Cutting Medicare funding for quack medicine would be the next step. That would multiply the cost savings significantly -- and at no detriment whatsoever to public health since we're talking about stuff that doesn't work anyway. No more taxpayer funding of treatment modalities like acupuncture, chiropractic, or homeopathy. The only political pain suffered would be the squawks of the alternative medicine providers who would have to go look for real jobs, and the patients breaking themselves of their placebo addictions. The benefit realized in return would be tens, if not hundreds, of billions of dollars worth of savings.

Frankly, I don't see how we can afford not to do this.

Hat tip to Dave Gorski at Science-Based Medicine.


Yogi said...

Well, OK, except that acupuncture helped both me and my wife (I know, I know, anecdata) but I paid for it myself, anyway.
But since there's also no favorable data on stents, how about we get rid of them, too? Coronary bypass? I mean, once you start REALLY looking (and I'm all for it, BTW) where do you stop? "We've been doing it for 40 years" doesn't seems like a good measure, but there are literally hundreds of procedures that have no demonstrated benefit. Read Jerome Groopman's book on cancer treatment for more; he includes endless references.

Burt Likko said...

1. As for stents and bypasses, it seems to me if you've got total coronary artery blockage, you don't have time to wait for drugs to work. That leaves you with three choices, and "stent" and "bypass" are two of them. The other is "death," so I'd call that a objective patient advantage coming from the procedure. If you know of a fourth alternative, I'd love to hear about it since my family has a history of heart disease.

2. As for your experience with acupuncture, good for you. As you know, anecdata is not the sort of thing that science is based on.

3. As for a criterion for what the government should research with prudence and scientific reliability, how about this as a starting point for the discussion -- if it can't gain approval from a panel of Ph.D.s in the relevant specialty, then a preliminary analysis should show that the proposed treatment produces results at least one standard deviation better than either a placebo or no treatment at all.

Yogi said...

Well, the data we have on stents is that >50% of the time, they are no more effective than drug treatment in anything but the very short term, and there are issue with that as well... So that's a problem. As for bypass, no amount of reconnection is going to make the dead parts of the heart perk up again, so its primary use is to reduce angina and, hopefully, head off other problems.
However, we don't have good data for either of these, for obvious reasons: we can't run real blind tests and find out.

As far as the criterion goes, I'm all for it, provided you can find people who don't have an axe to grind in either direction, or at least have enough people on the panel with competing interests to even it out.

Right now, most of this is done by drug and medical device mfrs.
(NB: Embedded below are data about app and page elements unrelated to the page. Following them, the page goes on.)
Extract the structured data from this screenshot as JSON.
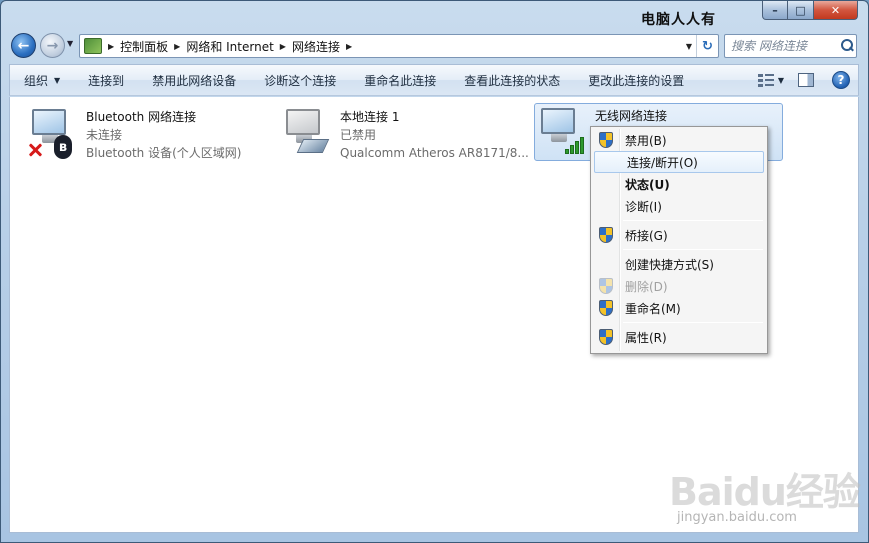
{
  "window": {
    "title": "电脑人人有"
  },
  "caption": {
    "min": "–",
    "max": "□",
    "close": "✕"
  },
  "nav": {
    "back": "←",
    "forward": "→",
    "breadcrumbs": [
      "控制面板",
      "网络和 Internet",
      "网络连接"
    ],
    "search_placeholder": "搜索 网络连接"
  },
  "toolbar": {
    "items": [
      "组织",
      "连接到",
      "禁用此网络设备",
      "诊断这个连接",
      "重命名此连接",
      "查看此连接的状态",
      "更改此连接的设置"
    ],
    "help": "?"
  },
  "connections": [
    {
      "name": "Bluetooth 网络连接",
      "status": "未连接",
      "device": "Bluetooth 设备(个人区域网)"
    },
    {
      "name": "本地连接 1",
      "status": "已禁用",
      "device": "Qualcomm Atheros AR8171/8..."
    },
    {
      "name": "无线网络连接",
      "status": "",
      "device": ""
    }
  ],
  "icons": {
    "bluetooth": "ʙ"
  },
  "context_menu": {
    "items": [
      "禁用(B)",
      "连接/断开(O)",
      "状态(U)",
      "诊断(I)",
      "桥接(G)",
      "创建快捷方式(S)",
      "删除(D)",
      "重命名(M)",
      "属性(R)"
    ]
  },
  "watermark": {
    "main": "Baidu经验",
    "sub": "jingyan.baidu.com"
  }
}
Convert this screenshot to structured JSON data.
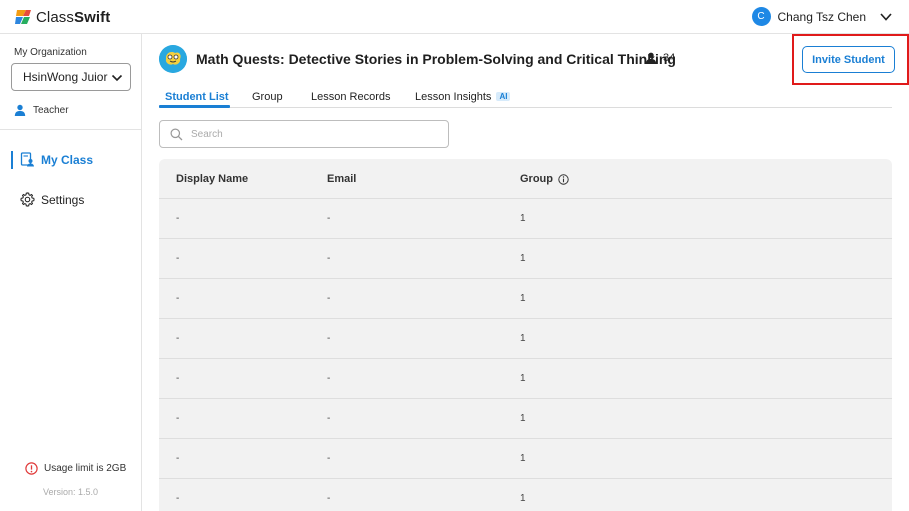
{
  "header": {
    "logo_light": "Class",
    "logo_bold": "Swift",
    "user_initial": "C",
    "user_name": "Chang Tsz Chen"
  },
  "sidebar": {
    "org_label": "My Organization",
    "org_value": "HsinWong Juior High School",
    "role": "Teacher",
    "nav": [
      {
        "label": "My Class",
        "icon": "class-roster-icon",
        "active": true
      },
      {
        "label": "Settings",
        "icon": "gear-icon",
        "active": false
      }
    ],
    "usage": "Usage limit is 2GB",
    "version": "Version: 1.5.0"
  },
  "class": {
    "title": "Math Quests: Detective Stories in Problem-Solving and Critical Thinking",
    "student_count": "34",
    "invite_label": "Invite Student"
  },
  "tabs": [
    {
      "label": "Student List",
      "active": true
    },
    {
      "label": "Group",
      "active": false
    },
    {
      "label": "Lesson Records",
      "active": false
    },
    {
      "label": "Lesson Insights",
      "active": false,
      "badge": "AI"
    }
  ],
  "search": {
    "placeholder": "Search"
  },
  "table": {
    "columns": [
      "Display Name",
      "Email",
      "Group"
    ],
    "rows": [
      [
        "-",
        "-",
        "1"
      ],
      [
        "-",
        "-",
        "1"
      ],
      [
        "-",
        "-",
        "1"
      ],
      [
        "-",
        "-",
        "1"
      ],
      [
        "-",
        "-",
        "1"
      ],
      [
        "-",
        "-",
        "1"
      ],
      [
        "-",
        "-",
        "1"
      ],
      [
        "-",
        "-",
        "1"
      ]
    ]
  },
  "colors": {
    "accent": "#1a7fd4",
    "highlight": "#e01a1a",
    "table_bg": "#f2f2f2"
  }
}
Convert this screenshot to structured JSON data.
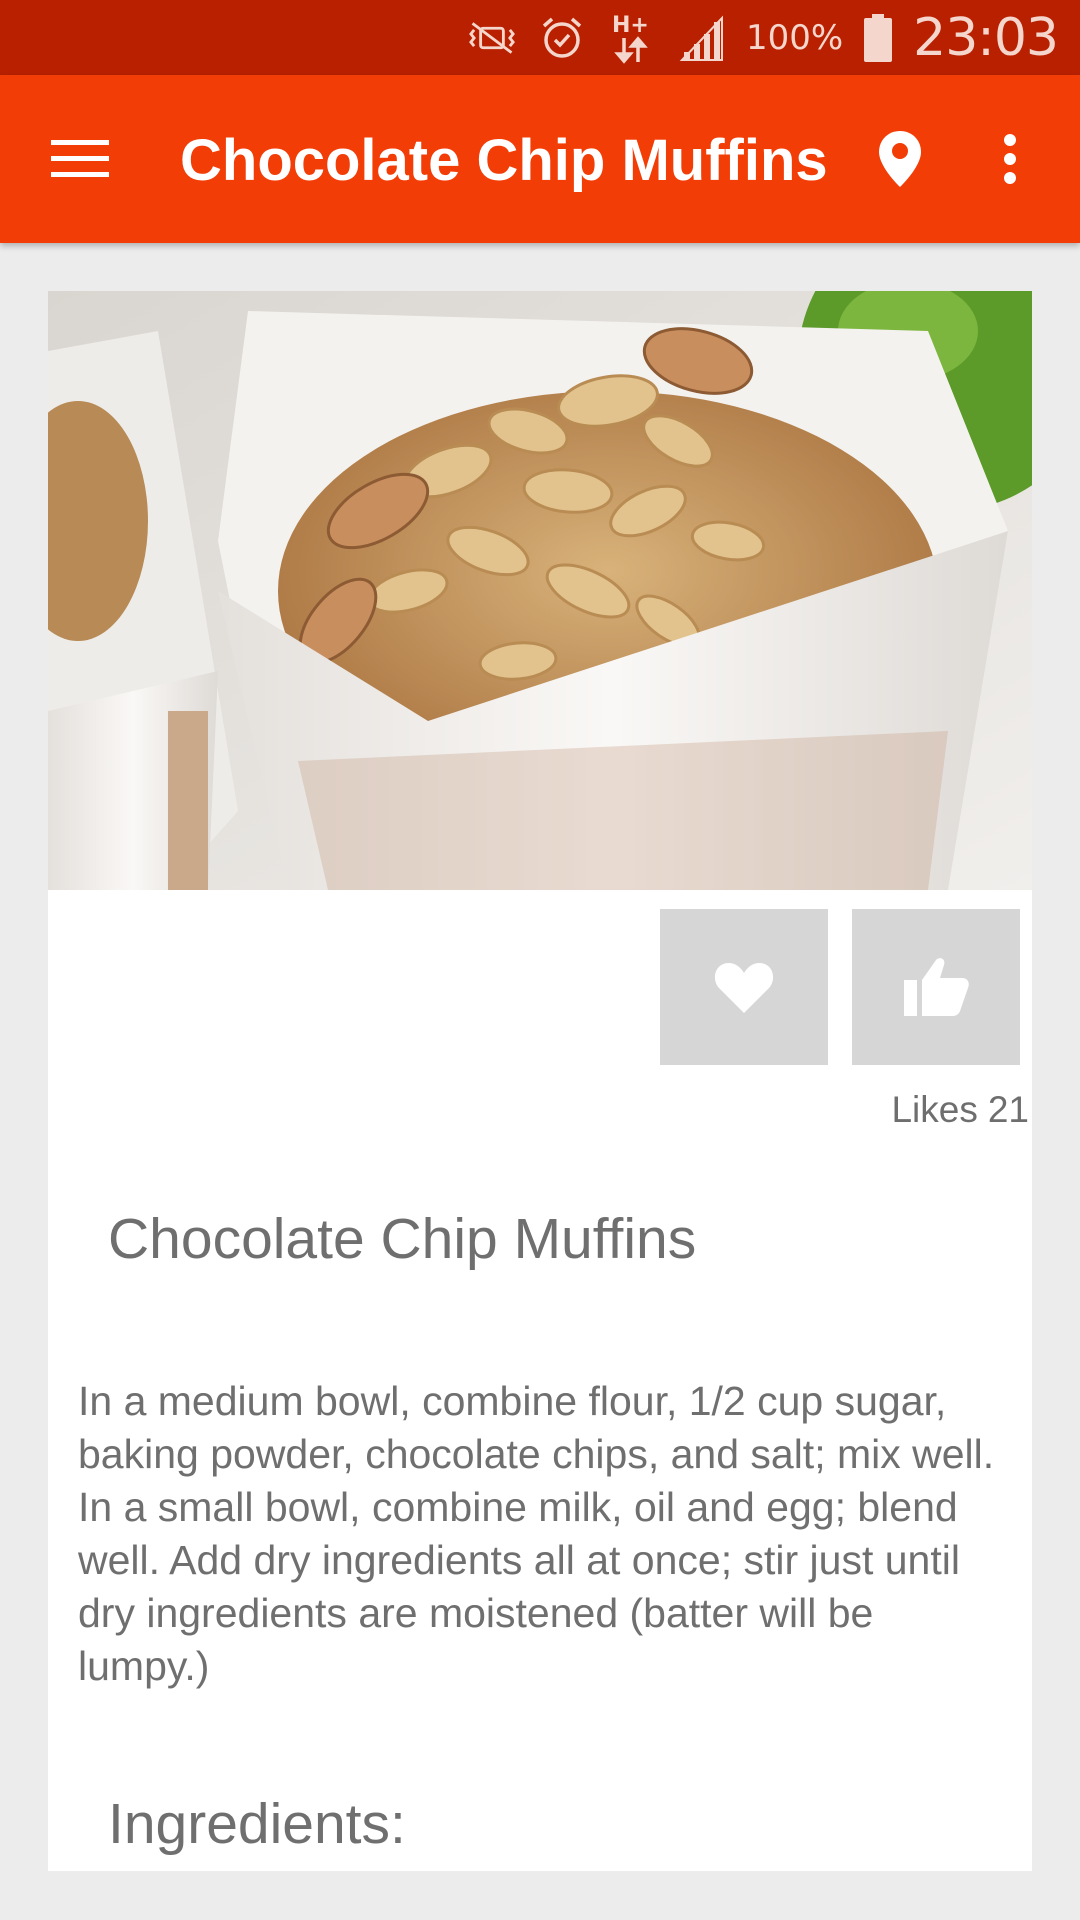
{
  "status_bar": {
    "icons": [
      "vibrate-off-icon",
      "alarm-icon",
      "hplus-data-icon",
      "signal-icon",
      "battery-icon"
    ],
    "network_label": "H+",
    "battery_percent": "100%",
    "time": "23:03"
  },
  "app_bar": {
    "title": "Chocolate Chip Muffins",
    "icons": [
      "menu-icon",
      "location-pin-icon",
      "more-vert-icon"
    ]
  },
  "recipe": {
    "likes_label": "Likes",
    "likes_count": "21",
    "title": "Chocolate Chip Muffins",
    "description": "In a medium bowl, combine flour, 1/2 cup sugar, baking powder, chocolate chips, and salt; mix well. In a small bowl, combine milk, oil and egg; blend well. Add dry ingredients all at once; stir just until dry ingredients are moistened (batter will be lumpy.)",
    "ingredients_heading": "Ingredients:"
  },
  "colors": {
    "status_bar": "#B82000",
    "app_bar": "#F23D07",
    "background": "#ECECEC",
    "card": "#FFFFFF",
    "action_button": "#D6D6D6",
    "text_secondary": "#6F6F6F"
  }
}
Not the most even-handed treatment possible. Really, go read Groopman on cancer, he's fascinating, if somewhat depressing.
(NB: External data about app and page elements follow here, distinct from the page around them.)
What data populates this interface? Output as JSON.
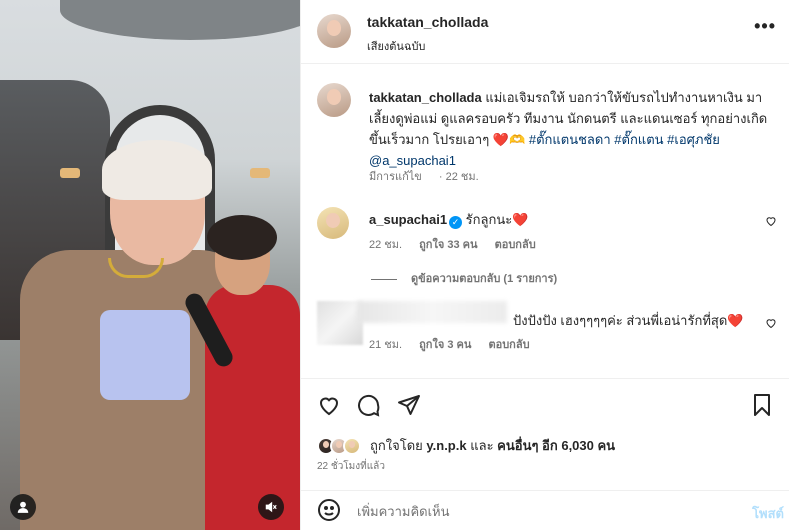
{
  "header": {
    "username": "takkatan_chollada",
    "audio": "เสียงต้นฉบับ",
    "more_icon": "•••"
  },
  "caption": {
    "username": "takkatan_chollada",
    "text": "แม่เอเจิมรถให้ บอกว่าให้ขับรถไปทำงานหาเงิน มาเลี้ยงดูพ่อแม่ ดูแลครอบครัว ทีมงาน นักดนตรี และแดนเซอร์ ทุกอย่างเกิดขึ้นเร็วมาก โปรยเอาๆ",
    "emojis": "❤️🫶",
    "hashtags": [
      "#ตั๊กแตนชลดา",
      "#ตั๊กแตน",
      "#เอศุภชัย"
    ],
    "mention": "@a_supachai1",
    "edited": "มีการแก้ไข",
    "time": "22 ชม."
  },
  "comments": [
    {
      "username": "a_supachai1",
      "verified": true,
      "text": "รักลูกนะ",
      "emoji": "❤️",
      "time": "22 ชม.",
      "likes": "ถูกใจ 33 คน",
      "reply": "ตอบกลับ",
      "view_replies": "ดูข้อความตอบกลับ (1 รายการ)"
    },
    {
      "username": "",
      "text": "ปังปังปัง เฮงๆๆๆๆค่ะ ส่วนพี่เอน่ารักที่สุด",
      "emoji": "❤️",
      "time": "21 ชม.",
      "likes": "ถูกใจ 3 คน",
      "reply": "ตอบกลับ"
    }
  ],
  "actions": {
    "liked_by_prefix": "ถูกใจโดย",
    "liked_by_user": "y.n.p.k",
    "liked_by_and": "และ",
    "liked_by_others": "คนอื่นๆ อีก 6,030 คน",
    "posted_ago": "22 ชั่วโมงที่แล้ว"
  },
  "comment_box": {
    "placeholder": "เพิ่มความคิดเห็น",
    "post_label": "โพสต์"
  },
  "colors": {
    "link": "#00376b",
    "verified": "#0095f6",
    "heart": "#ed4956",
    "post_disabled": "#b2dffc"
  },
  "icons": [
    "heart-icon",
    "comment-icon",
    "share-icon",
    "save-icon",
    "emoji-icon",
    "mute-icon",
    "user-tag-icon",
    "more-icon",
    "verified-icon"
  ]
}
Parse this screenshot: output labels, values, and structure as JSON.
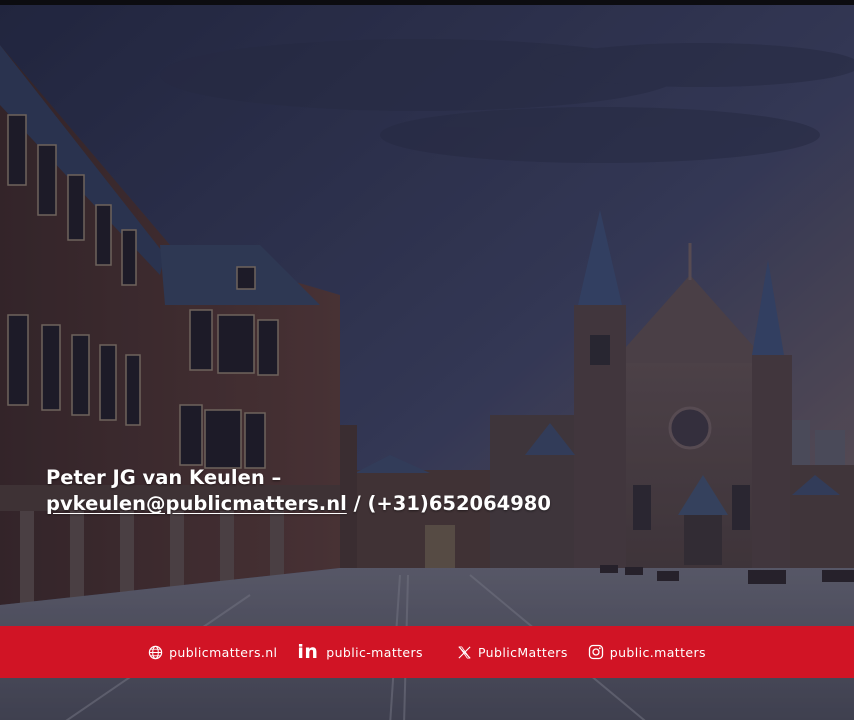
{
  "contact": {
    "name_line": "Peter JG van Keulen –",
    "email": "pvkeulen@publicmatters.nl",
    "separator": "/",
    "phone": "(+31)652064980"
  },
  "footer": {
    "items": [
      {
        "icon": "globe-icon",
        "label": "publicmatters.nl"
      },
      {
        "icon": "linkedin-icon",
        "label": "public-matters"
      },
      {
        "icon": "x-logo-icon",
        "label": "PublicMatters"
      },
      {
        "icon": "instagram-icon",
        "label": "public.matters"
      }
    ]
  },
  "colors": {
    "footer_bar": "#d11425",
    "overlay": "#2b2f4a",
    "text": "#ffffff"
  }
}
If you want to read about the most obviously fraudulent "medicine" being practiced these days, look into why we have an "epidemic" of obesity, since 10 years ago. And who paid for the studies, and who funds the hospitals doing the bariatric procedures. At most hospitals, open-heart surgery has a better risk profile than the Roux-en-y. Scary.
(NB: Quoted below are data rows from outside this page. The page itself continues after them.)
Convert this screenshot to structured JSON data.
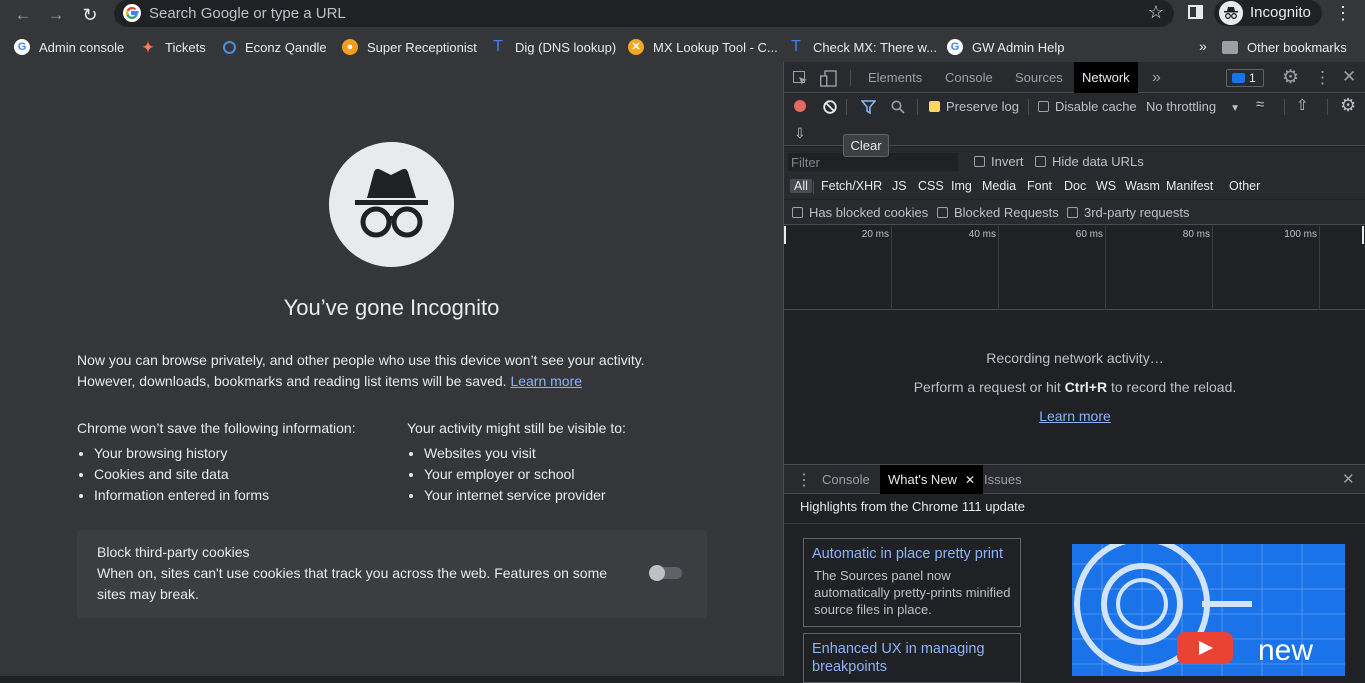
{
  "browser": {
    "omnibox_placeholder": "Search Google or type a URL",
    "profile_label": "Incognito"
  },
  "bookmarks": [
    {
      "label": "Admin console",
      "icon": "google-icon"
    },
    {
      "label": "Tickets",
      "icon": "hubspot-icon"
    },
    {
      "label": "Econz Qandle",
      "icon": "qandle-icon"
    },
    {
      "label": "Super Receptionist",
      "icon": "super-receptionist-icon"
    },
    {
      "label": "Dig (DNS lookup)",
      "icon": "t-icon"
    },
    {
      "label": "MX Lookup Tool - C...",
      "icon": "mxtoolbox-icon"
    },
    {
      "label": "Check MX: There w...",
      "icon": "t-icon"
    },
    {
      "label": "GW Admin Help",
      "icon": "google-icon"
    }
  ],
  "bookmarks_overflow": "»",
  "other_bookmarks": "Other bookmarks",
  "ntp": {
    "title": "You’ve gone Incognito",
    "intro": "Now you can browse privately, and other people who use this device won’t see your activity. However, downloads, bookmarks and reading list items will be saved.",
    "learn_more": "Learn more",
    "left_heading": "Chrome won’t save the following information:",
    "left_items": [
      "Your browsing history",
      "Cookies and site data",
      "Information entered in forms"
    ],
    "right_heading": "Your activity might still be visible to:",
    "right_items": [
      "Websites you visit",
      "Your employer or school",
      "Your internet service provider"
    ],
    "cookie_title": "Block third-party cookies",
    "cookie_desc": "When on, sites can't use cookies that track you across the web. Features on some sites may break.",
    "cookie_toggle_on": false
  },
  "devtools": {
    "tabs": [
      "Elements",
      "Console",
      "Sources",
      "Network"
    ],
    "active_tab": "Network",
    "overflow": "»",
    "issues_count": "1",
    "preserve_log": "Preserve log",
    "disable_cache": "Disable cache",
    "throttling": "No throttling",
    "tooltip": "Clear",
    "filter_placeholder": "Filter",
    "invert": "Invert",
    "hide_data_urls": "Hide data URLs",
    "types": [
      "All",
      "Fetch/XHR",
      "JS",
      "CSS",
      "Img",
      "Media",
      "Font",
      "Doc",
      "WS",
      "Wasm",
      "Manifest",
      "Other"
    ],
    "has_blocked_cookies": "Has blocked cookies",
    "blocked_requests": "Blocked Requests",
    "third_party": "3rd-party requests",
    "ticks": [
      "20 ms",
      "40 ms",
      "60 ms",
      "80 ms",
      "100 ms"
    ],
    "recording_line1": "Recording network activity…",
    "recording_line2_pre": "Perform a request or hit ",
    "recording_line2_key": "Ctrl+R",
    "recording_line2_post": " to record the reload.",
    "recording_learn_more": "Learn more",
    "drawer_tabs": [
      "Console",
      "What's New",
      "Issues"
    ],
    "whatsnew_heading": "Highlights from the Chrome 111 update",
    "card1_title": "Automatic in place pretty print",
    "card1_desc": "The Sources panel now automatically pretty-prints minified source files in place.",
    "card2_title": "Enhanced UX in managing breakpoints",
    "promo_text": "new"
  }
}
FYI, when my wife was diagnosed with breast cancer 7 1/2 years ago, she went with very traditional therapy: surgery, chemo and radiation. Also acupuncture to control her nausea (as the drugs weren't enough, she used them too). So we're not woo-people.

Burt Likko said...

Agreed that many review panels are not unbiased and that this is a problem. Also agreed that the "obesity epidemic" is nothing of the sort. Prof. Paul Campos, one of the contributors to Lawyers, Guns, and Money has done some really good work on that point. I've had my eye on Groopman's book How Doctors Think for some time now.

And my sincere congratulations to your wife for seven and a half years of surviving, and to you for standing with her while she went through the therapy.